Modern computers and the human body. Two of the most complex instruments in the world, almost uncannily so to those of us who aren’t biologists or computer scientists. They’re an intrinsic part of our everyday lives, and yet their/our inner workings are so mind-boggling that most of us find them easier not to think about, and just treat them as a sort of practical magic that’s not worth thinking about too much. Let’s face it, if you were suddenly aware of every single thing going on in your body right now, or in the circuitry of your laptop for that matter, you’d probably be pushed beyond the borders of sanity within seconds.
It’s no surprise that many creative minds have considered the possibilities of combining the two together, most commonly cyborg characters in sci-fi narratives. Christophe Thockler‘s video for electronic veteran Lusine’s latest single considers the human-meets-machine axis from an entirely different angle. Rather than combining in an attempt to harvest the best parts of each, Thockler mashes them together to create scene after scene of mutual destruction, with a grimly fascinating eye for detail.
A series of shots focus on various motherboards, disc drives and other assorted electronic viscera as they are slowly filled with blood (some of it actual blood apparently, of the ox variety. Which I suppose makes this video non-vegetarian. Oops). Sometimes stop-frame animation is used to add an extra feeling of freakishness, before a heat gun is applied to the various elements in a way that seems to both destroy them and bring them to life. It’s really quite something.

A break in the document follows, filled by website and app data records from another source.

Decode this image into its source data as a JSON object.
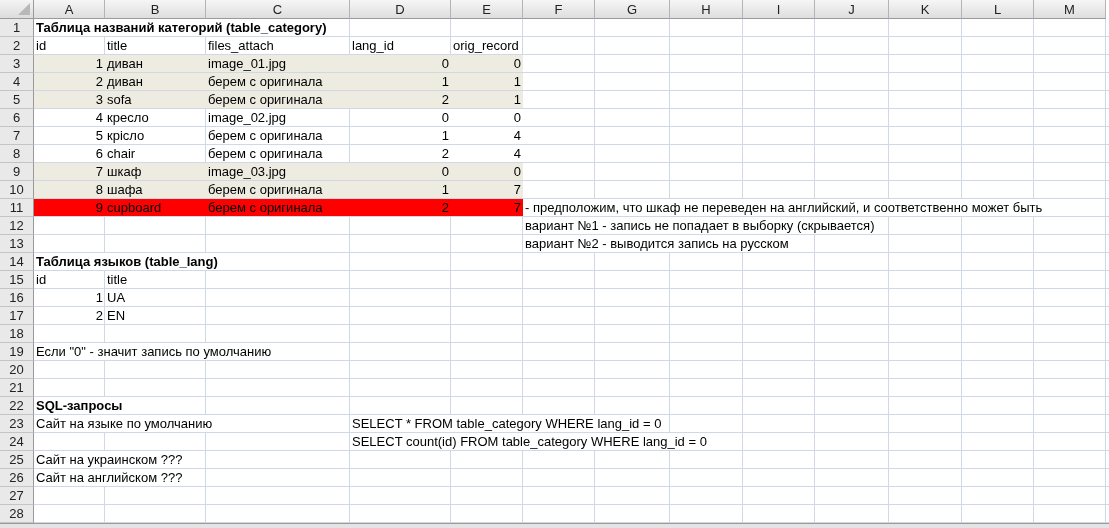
{
  "columns": [
    "A",
    "B",
    "C",
    "D",
    "E",
    "F",
    "G",
    "H",
    "I",
    "J",
    "K",
    "L",
    "M"
  ],
  "row_numbers": [
    "1",
    "2",
    "3",
    "4",
    "5",
    "6",
    "7",
    "8",
    "9",
    "10",
    "11",
    "12",
    "13",
    "14",
    "15",
    "16",
    "17",
    "18",
    "19",
    "20",
    "21",
    "22",
    "23",
    "24",
    "25",
    "26",
    "27",
    "28"
  ],
  "category_table": {
    "title": "Таблица названий категорий (table_category)",
    "columns": [
      "id",
      "title",
      "files_attach",
      "lang_id",
      "orig_record"
    ],
    "rows": [
      {
        "id": "1",
        "title": "диван",
        "files_attach": "image_01.jpg",
        "lang_id": "0",
        "orig_record": "0",
        "color": "#eeebe1"
      },
      {
        "id": "2",
        "title": "диван",
        "files_attach": "берем с оригинала",
        "lang_id": "1",
        "orig_record": "1",
        "color": "#eeebe1"
      },
      {
        "id": "3",
        "title": "sofa",
        "files_attach": "берем с оригинала",
        "lang_id": "2",
        "orig_record": "1",
        "color": "#eeebe1"
      },
      {
        "id": "4",
        "title": "кресло",
        "files_attach": "image_02.jpg",
        "lang_id": "0",
        "orig_record": "0"
      },
      {
        "id": "5",
        "title": "крісло",
        "files_attach": "берем с оригинала",
        "lang_id": "1",
        "orig_record": "4"
      },
      {
        "id": "6",
        "title": "chair",
        "files_attach": "берем с оригинала",
        "lang_id": "2",
        "orig_record": "4"
      },
      {
        "id": "7",
        "title": "шкаф",
        "files_attach": "image_03.jpg",
        "lang_id": "0",
        "orig_record": "0",
        "color": "#eeebe1"
      },
      {
        "id": "8",
        "title": "шафа",
        "files_attach": "берем с оригинала",
        "lang_id": "1",
        "orig_record": "7",
        "color": "#eeebe1"
      },
      {
        "id": "9",
        "title": "cupboard",
        "files_attach": "берем с оригинала",
        "lang_id": "2",
        "orig_record": "7",
        "color": "#ff0000"
      }
    ]
  },
  "notes": [
    "- предположим, что шкаф не переведен на английский, и соответственно может быть",
    "вариант №1 - запись не попадает в выборку (скрывается)",
    "вариант №2 - выводится запись на русском"
  ],
  "lang_table": {
    "title": "Таблица языков (table_lang)",
    "columns": [
      "id",
      "title"
    ],
    "rows": [
      {
        "id": "1",
        "title": "UA"
      },
      {
        "id": "2",
        "title": "EN"
      }
    ]
  },
  "default_note": "Если \"0\" - значит запись по умолчанию",
  "sql": {
    "title": "SQL-запросы",
    "items": [
      {
        "label": "Сайт на языке по умолчанию",
        "queries": [
          "SELECT * FROM table_category WHERE lang_id = 0",
          "SELECT count(id) FROM table_category WHERE lang_id = 0"
        ]
      },
      {
        "label": "Сайт на украинском ???"
      },
      {
        "label": "Сайт на английском ???"
      }
    ]
  }
}
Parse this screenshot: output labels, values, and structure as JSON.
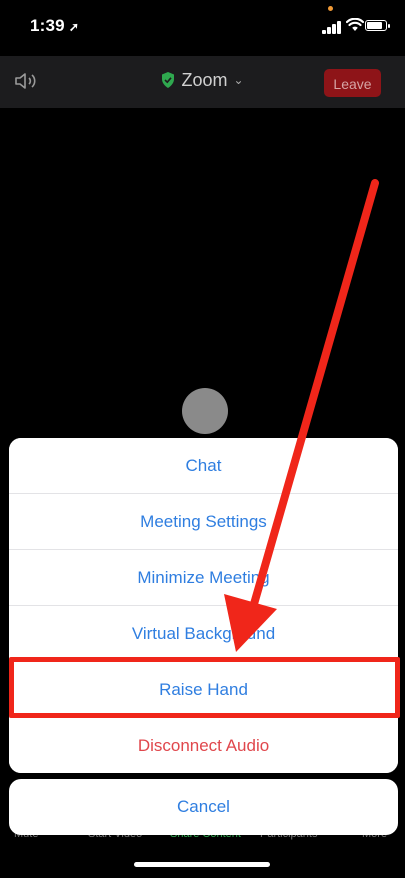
{
  "status_bar": {
    "time": "1:39",
    "location_glyph": "➚"
  },
  "top_bar": {
    "title": "Zoom",
    "title_chevron": "⌄",
    "leave_label": "Leave"
  },
  "menu": {
    "items": [
      {
        "label": "Chat"
      },
      {
        "label": "Meeting Settings"
      },
      {
        "label": "Minimize Meeting"
      },
      {
        "label": "Virtual Background"
      },
      {
        "label": "Raise Hand"
      },
      {
        "label": "Disconnect Audio"
      }
    ],
    "cancel_label": "Cancel"
  },
  "bottom_toolbar": {
    "items": [
      "Mute",
      "Start Video",
      "Share Content",
      "Participants",
      "More"
    ]
  },
  "colors": {
    "action_blue": "#2f7ee0",
    "destructive_red": "#e0474c",
    "leave_button": "#8e1418",
    "annotation_red": "#f0261a",
    "shield_green": "#2fa84f"
  }
}
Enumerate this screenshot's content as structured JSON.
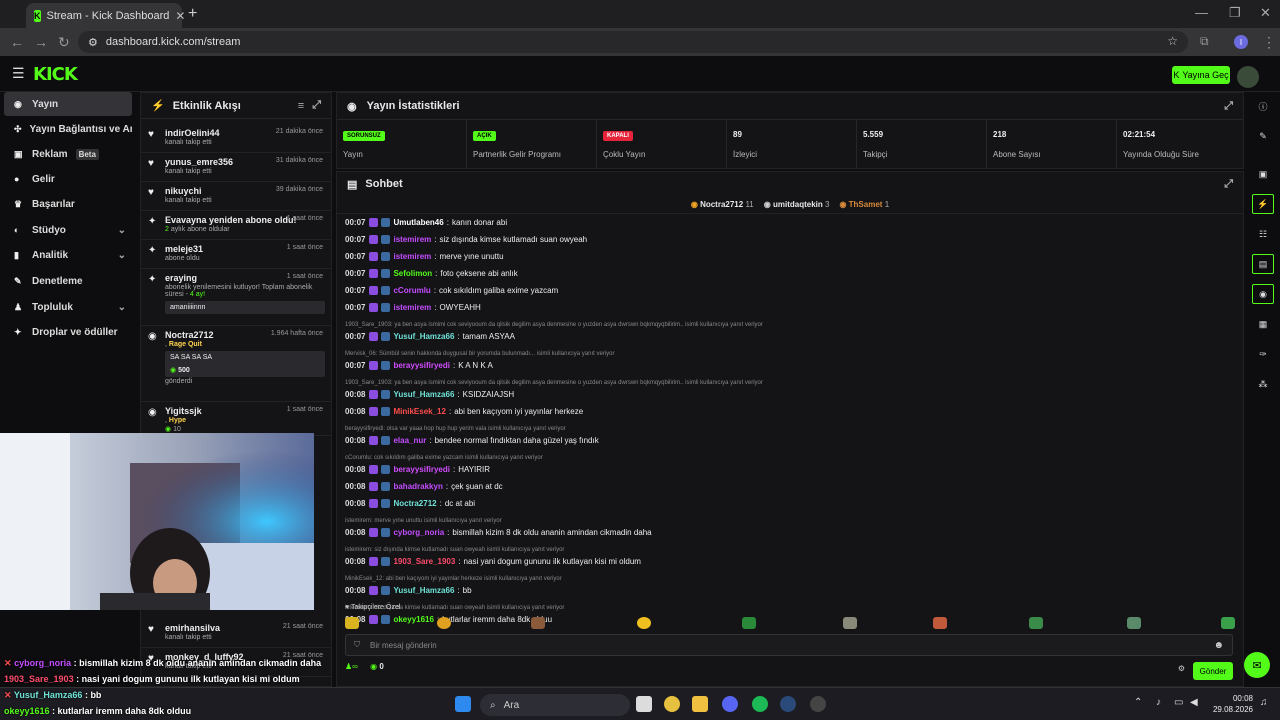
{
  "browser": {
    "tab_title": "Stream - Kick Dashboard",
    "url": "dashboard.kick.com/stream",
    "profile_initial": "I"
  },
  "header": {
    "logo": "KICK",
    "go_live": "Yayına Geç"
  },
  "sidebar": {
    "items": [
      {
        "label": "Yayın",
        "icon": "stream-icon"
      },
      {
        "label": "Yayın Bağlantısı ve Anahtarı",
        "icon": "link-icon"
      },
      {
        "label": "Reklam",
        "badge": "Beta",
        "icon": "ads-icon"
      },
      {
        "label": "Gelir",
        "icon": "revenue-icon"
      },
      {
        "label": "Başarılar",
        "icon": "trophy-icon"
      },
      {
        "label": "Stüdyo",
        "icon": "studio-icon"
      },
      {
        "label": "Analitik",
        "icon": "analytics-icon"
      },
      {
        "label": "Denetleme",
        "icon": "moderation-icon"
      },
      {
        "label": "Topluluk",
        "icon": "community-icon"
      },
      {
        "label": "Droplar ve ödüller",
        "icon": "drops-icon"
      }
    ]
  },
  "feed": {
    "title": "Etkinlik Akışı",
    "items": [
      {
        "user": "indirOelini44",
        "time": "21 dakika önce",
        "sub": "kanalı takip etti"
      },
      {
        "user": "yunus_emre356",
        "time": "31 dakika önce",
        "sub": "kanalı takip etti"
      },
      {
        "user": "nikuychi",
        "time": "39 dakika önce",
        "sub": "kanalı takip etti"
      },
      {
        "user": "Evavayna yeniden abone oldu!",
        "time": "1 saat önce",
        "sub_count": "2",
        "sub_rest": "aylık abone oldular"
      },
      {
        "user": "meleje31",
        "time": "1 saat önce",
        "sub": "abone oldu"
      },
      {
        "user": "eraying",
        "time": "1 saat önce",
        "sub": "abonelik yenilemesini kutluyor! Toplam abonelik süresi -",
        "months": "4 ay!",
        "msg": "amaniiiinnn"
      },
      {
        "user": "Noctra2712",
        "time": "1.964 hafta önce",
        "reward": "Rage Quit",
        "msg": "SA SA SA SA",
        "amount": "500",
        "sub": "gönderdi"
      },
      {
        "user": "Yigitssjk",
        "time": "1 saat önce",
        "reward": "Hype",
        "amount": "10"
      },
      {
        "user": "emirhansilva",
        "time": "21 saat önce",
        "sub": "kanalı takip etti"
      },
      {
        "user": "monkey_d_luffy92",
        "time": "21 saat önce",
        "sub": "kanalı takip etti"
      }
    ]
  },
  "stats": {
    "title": "Yayın İstatistikleri",
    "items": [
      {
        "badge": "SORUNSUZ",
        "label": "Yayın",
        "color": "#53fc18"
      },
      {
        "badge": "AÇIK",
        "label": "Partnerlik Gelir Programı",
        "color": "#53fc18"
      },
      {
        "badge": "KAPALI",
        "label": "Çoklu Yayın",
        "color": "#e5243b"
      },
      {
        "value": "89",
        "label": "İzleyici"
      },
      {
        "value": "5.559",
        "label": "Takipçi"
      },
      {
        "value": "218",
        "label": "Abone Sayısı"
      },
      {
        "value": "02:21:54",
        "label": "Yayında Olduğu Süre"
      }
    ]
  },
  "chat": {
    "title": "Sohbet",
    "top": [
      {
        "name": "Noctra2712",
        "n": "11",
        "color": "#f5a623"
      },
      {
        "name": "umitdaqtekin",
        "n": "3",
        "color": "#cccccc"
      },
      {
        "name": "ThSamet",
        "n": "1",
        "color": "#d98a3a"
      }
    ],
    "messages": [
      {
        "time": "00:07",
        "user": "Umutlaben46",
        "color": "#ffffff",
        "text": "kanın donar abi"
      },
      {
        "time": "00:07",
        "user": "istemirem",
        "color": "#c44dff",
        "text": "siz dışında kimse kutlamadı suan owyeah"
      },
      {
        "time": "00:07",
        "user": "istemirem",
        "color": "#c44dff",
        "text": "merve yıne unuttu"
      },
      {
        "time": "00:07",
        "user": "Sefolimon",
        "color": "#53fc18",
        "text": "foto çeksene abi anlık"
      },
      {
        "time": "00:07",
        "user": "cCorumlu",
        "color": "#c44dff",
        "text": "cok sıkıldım galiba exime yazcam"
      },
      {
        "time": "00:07",
        "user": "istemirem",
        "color": "#c44dff",
        "text": "OWYEAHH"
      },
      {
        "reply": "1903_Sare_1903: ya ben asya ismimi cok seviyooum da qilsik degilim asya denmesine o yuzden asya dwrswn bqkmqyqbilirim.. isimli kullanıcıya yanıt veriyor"
      },
      {
        "time": "00:07",
        "user": "Yusuf_Hamza66",
        "color": "#6fe3d8",
        "text": "tamam ASYAA"
      },
      {
        "reply": "Mervisk_06: Sümbül senin hakkında duygusal bir yorumda bulunmadı... isimli kullanıcıya yanıt veriyor"
      },
      {
        "time": "00:07",
        "user": "berayysifiryedi",
        "color": "#d44dff",
        "text": "K A N K A"
      },
      {
        "reply": "1903_Sare_1903: ya ben asya ismimi cok seviyooum da qilsik degilim asya denmesine o yuzden asya dwrswn bqkmqyqbilirim.. isimli kullanıcıya yanıt veriyor"
      },
      {
        "time": "00:08",
        "user": "Yusuf_Hamza66",
        "color": "#6fe3d8",
        "text": "KSIDZAIAJSH"
      },
      {
        "time": "00:08",
        "user": "MinikEsek_12",
        "color": "#ff4d4d",
        "text": "abi ben kaçıyom iyi yayınlar herkeze"
      },
      {
        "reply": "berayysifiryedi: olsa var yaaa hop hup hup yerim vala isimli kullanıcıya yanıt veriyor"
      },
      {
        "time": "00:08",
        "user": "elaa_nur",
        "color": "#c44dff",
        "text": "bendee normal fındıktan daha güzel yaş fındık"
      },
      {
        "reply": "cCorumlu: cok sıkıldım galiba exime yazcam isimli kullanıcıya yanıt veriyor"
      },
      {
        "time": "00:08",
        "user": "berayysifiryedi",
        "color": "#d44dff",
        "text": "HAYIRIR"
      },
      {
        "time": "00:08",
        "user": "bahadrakkyn",
        "color": "#c44dff",
        "text": "çek şuan at dc"
      },
      {
        "time": "00:08",
        "user": "Noctra2712",
        "color": "#6fe3d8",
        "text": "dc at abi"
      },
      {
        "reply": "istemirem: merve yıne unuttu isimli kullanıcıya yanıt veriyor"
      },
      {
        "time": "00:08",
        "user": "cyborg_noria",
        "color": "#c44dff",
        "text": "bismillah kizim 8 dk oldu ananin amindan cikmadin daha"
      },
      {
        "reply": "istemirem: siz dışında kimse kutlamadı suan owyeah isimli kullanıcıya yanıt veriyor"
      },
      {
        "time": "00:08",
        "user": "1903_Sare_1903",
        "color": "#ff4d6d",
        "text": "nasi yani dogum gununu ilk kutlayan kisi mi oldum"
      },
      {
        "reply": "MinikEsek_12: abi ben kaçıyom iyi yayınlar herkeze isimli kullanıcıya yanıt veriyor"
      },
      {
        "time": "00:08",
        "user": "Yusuf_Hamza66",
        "color": "#6fe3d8",
        "text": "bb"
      },
      {
        "reply": "istemirem: siz dışında kimse kutlamadı suan owyeah isimli kullanıcıya yanıt veriyor"
      },
      {
        "time": "00:08",
        "user": "okeyy1616",
        "color": "#53fc18",
        "text": "kutlarlar iremm daha 8dk olduu"
      }
    ],
    "subs_label": "Takipçilere Özel",
    "placeholder": "Bir mesaj gönderin",
    "viewers_count": "0",
    "send": "Gönder"
  },
  "overlay": [
    {
      "user": "cyborg_noria",
      "color": "#c44dff",
      "text": "bismillah kizim 8 dk oldu ananin amindan cikmadin daha"
    },
    {
      "user": "1903_Sare_1903",
      "color": "#ff4d6d",
      "text": "nasi yani dogum gununu ilk kutlayan kisi mi oldum"
    },
    {
      "user": "Yusuf_Hamza66",
      "color": "#6fe3d8",
      "text": "bb"
    },
    {
      "user": "okeyy1616",
      "color": "#53fc18",
      "text": "kutlarlar iremm daha 8dk olduu"
    }
  ],
  "taskbar": {
    "search": "Ara",
    "time": "00:08",
    "date": "29.08.2026"
  }
}
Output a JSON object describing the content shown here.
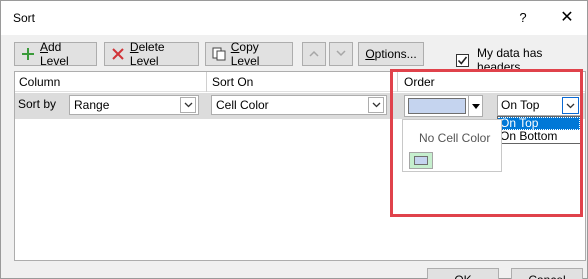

The blood element comes from a suggestion by Jeff ‘Lusine’ McIlwain himself, who was looking for a play on the single’s title: ‘Arterial’. As Thockler told Stereogum: “I listened to this really amazing track many times during pre-production and slowly thought that it needed perhaps something more than just blood. The track is very electronic, cold, but at the same time there are many layers of warm sounds, ambient sounds that makes you feel things, there is something a bit human in them. So I tried to create something I call “electrorganic”…”
That term describes Lusine’s music pretty nicely too, being both completely inorganic and yet inherently natural at the same time. Wholly a product of McIlwain’s own creativity, you can hear his heart pumping behind ‘Arterial”s beat while its synths swell with the emotions he’s synthesized inside it. We may still be some way from the point of complete cyborg integration, and many speculative fictions on that subject imagine a dystopian result. Perhaps electronic music of this quality points towards brighter possibilities, whether accompanied by Thockler’s gruesome cyborg guts or not…
Kier Wiater Carnihan